Teaching Online Journalism

Archive for the ‘ideas’ category

Twitter is growing on me

Ryan Sholin inspired this post with his Five Ways to Gather and Report News with Twitter. Rogers’s famous adoption of innovations chart shows that any new technology, invention, etc., is first put to use (adopted) by a very small group of people. Rogers called them the innovators. The next group to adopt the new thing […]

Tactics of a smart newspaper

On my vacation, I spent four days in Chattanooga, Tennessee. The newspaper there, the Chattanooga Times Free Press, made a strong impression on me. I picked up the print edition at breakfast time on Friday, and I liked it so much, I bought one each day after that. I liked the layout, the type families, […]

Any journalist can do this. Really.

Bill Dunphy manages WebU, a training facility created to put 500 managers and staff from Metroland West Media Group through a week-long Web boot camp. Cool, huh? He posted this list on his blog for WebU; the list is called Seven Steps to Writing Like a Digital Native: Are there original documents you can link […]

The survival of journalism: 10 simple facts

Today let’s look at the 500-pound gorilla. “The thing that worries me most at the moment about the condition of journalism is, frankly, who’s going to pay for the journalists and the journalism in 10 years’ time? Teenagers, people in their twenties, even in their late twenties, have now got to the position where they […]

Reporting beats re-examined

Can a newspaper eliminate all beats? That seems to be the plan at the Tampa Tribune. Division of newspaper journalism work into “beats” has practical benefits. The reporter on the cops beat gets to know local law enforcement and local crime pretty well. (The cops reporter can tell you which streets are unsafe at night!) […]

Move your journalism beyond writing

Early last week, someone added an old post from this blog to StumbleUpon. It garnered about 200 pageviews that day, making a little spike in my site traffic report. The post was from December 2006, and I didn’t even remember writing it. Everyday journalism, on the job I wrote about how a reporter would do […]

Who are you calling a journalist?

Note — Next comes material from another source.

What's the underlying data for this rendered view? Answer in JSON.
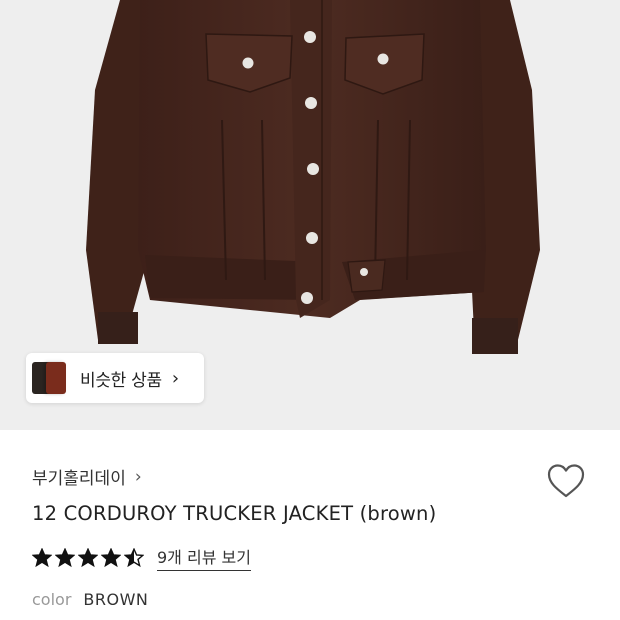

Many people have commented on the actions of Mayhill Fowler, who went to a fund-raising dinner for Barack Obama and later wrote about remarks Obama made there. (Today Jeff Jarvis commented on Michael Tomasky commenting about Jay Rosen commenting on the matter.) Much of the fuss revolves around questions about who is a journalist, when […]